(Excerpts from an interface dataset)
=== Begin Enclosure ===

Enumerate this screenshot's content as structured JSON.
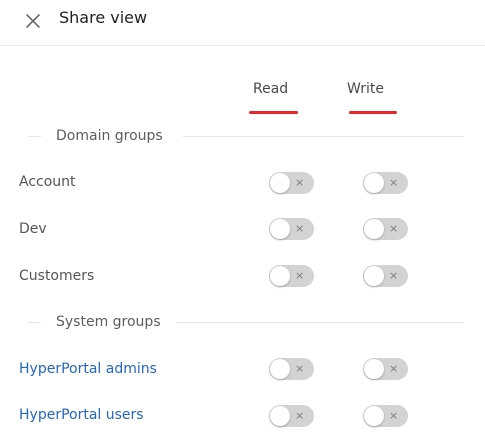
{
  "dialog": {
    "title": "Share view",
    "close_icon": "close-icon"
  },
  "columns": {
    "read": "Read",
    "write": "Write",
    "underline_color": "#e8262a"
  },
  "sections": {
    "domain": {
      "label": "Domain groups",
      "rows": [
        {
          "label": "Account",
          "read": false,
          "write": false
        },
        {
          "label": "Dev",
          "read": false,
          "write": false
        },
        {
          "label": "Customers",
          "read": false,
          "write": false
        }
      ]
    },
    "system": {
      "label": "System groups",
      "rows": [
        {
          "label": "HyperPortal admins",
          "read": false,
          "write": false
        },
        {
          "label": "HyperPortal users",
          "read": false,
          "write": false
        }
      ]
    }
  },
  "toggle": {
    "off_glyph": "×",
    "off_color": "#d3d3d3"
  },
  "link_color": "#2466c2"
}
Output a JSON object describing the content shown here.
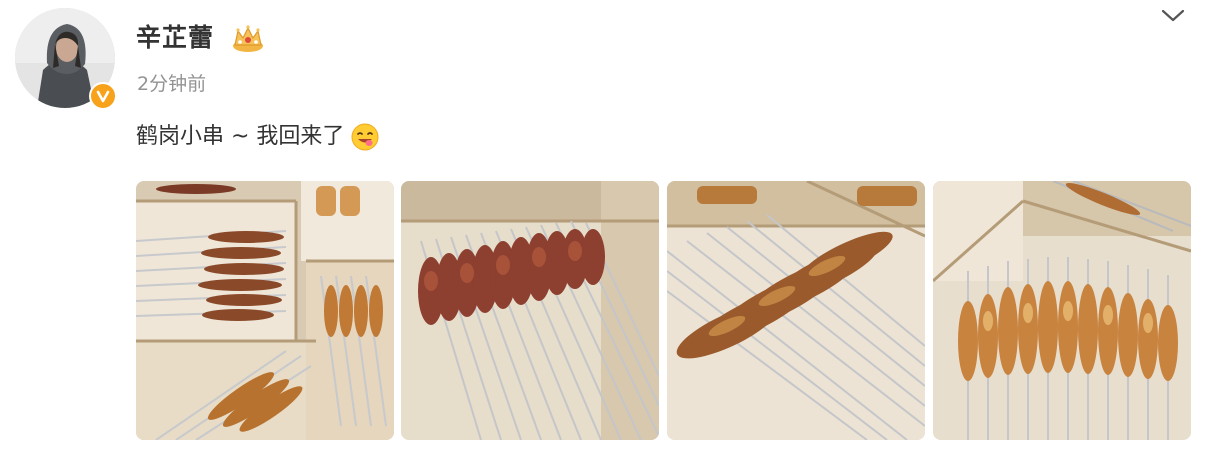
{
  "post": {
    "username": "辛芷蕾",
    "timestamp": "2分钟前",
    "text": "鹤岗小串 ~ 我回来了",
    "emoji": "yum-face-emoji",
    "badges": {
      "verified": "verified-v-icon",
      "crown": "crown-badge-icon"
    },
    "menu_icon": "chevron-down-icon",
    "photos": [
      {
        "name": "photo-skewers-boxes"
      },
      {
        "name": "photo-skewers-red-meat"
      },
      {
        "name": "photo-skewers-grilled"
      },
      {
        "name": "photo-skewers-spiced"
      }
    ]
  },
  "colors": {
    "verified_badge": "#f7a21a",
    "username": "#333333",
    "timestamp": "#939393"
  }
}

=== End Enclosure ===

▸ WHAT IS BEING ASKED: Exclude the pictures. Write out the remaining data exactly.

▸ RESULT BELOW:
Enumerate this screenshot's content as structured JSON.
{
  "dialog": {
    "title": "Share view",
    "close_icon": "close-icon"
  },
  "columns": {
    "read": "Read",
    "write": "Write",
    "underline_color": "#e8262a"
  },
  "sections": {
    "domain": {
      "label": "Domain groups",
      "rows": [
        {
          "label": "Account",
          "read": false,
          "write": false
        },
        {
          "label": "Dev",
          "read": false,
          "write": false
        },
        {
          "label": "Customers",
          "read": false,
          "write": false
        }
      ]
    },
    "system": {
      "label": "System groups",
      "rows": [
        {
          "label": "HyperPortal admins",
          "read": false,
          "write": false
        },
        {
          "label": "HyperPortal users",
          "read": false,
          "write": false
        }
      ]
    }
  },
  "toggle": {
    "off_glyph": "×",
    "off_color": "#d3d3d3"
  },
  "link_color": "#2466c2"
}
Output a JSON object describing the content shown here.
{
  "post": {
    "username": "辛芷蕾",
    "timestamp": "2分钟前",
    "text": "鹤岗小串 ~ 我回来了",
    "emoji": "yum-face-emoji",
    "badges": {
      "verified": "verified-v-icon",
      "crown": "crown-badge-icon"
    },
    "menu_icon": "chevron-down-icon",
    "photos": [
      {
        "name": "photo-skewers-boxes"
      },
      {
        "name": "photo-skewers-red-meat"
      },
      {
        "name": "photo-skewers-grilled"
      },
      {
        "name": "photo-skewers-spiced"
      }
    ]
  },
  "colors": {
    "verified_badge": "#f7a21a",
    "username": "#333333",
    "timestamp": "#939393"
  }
}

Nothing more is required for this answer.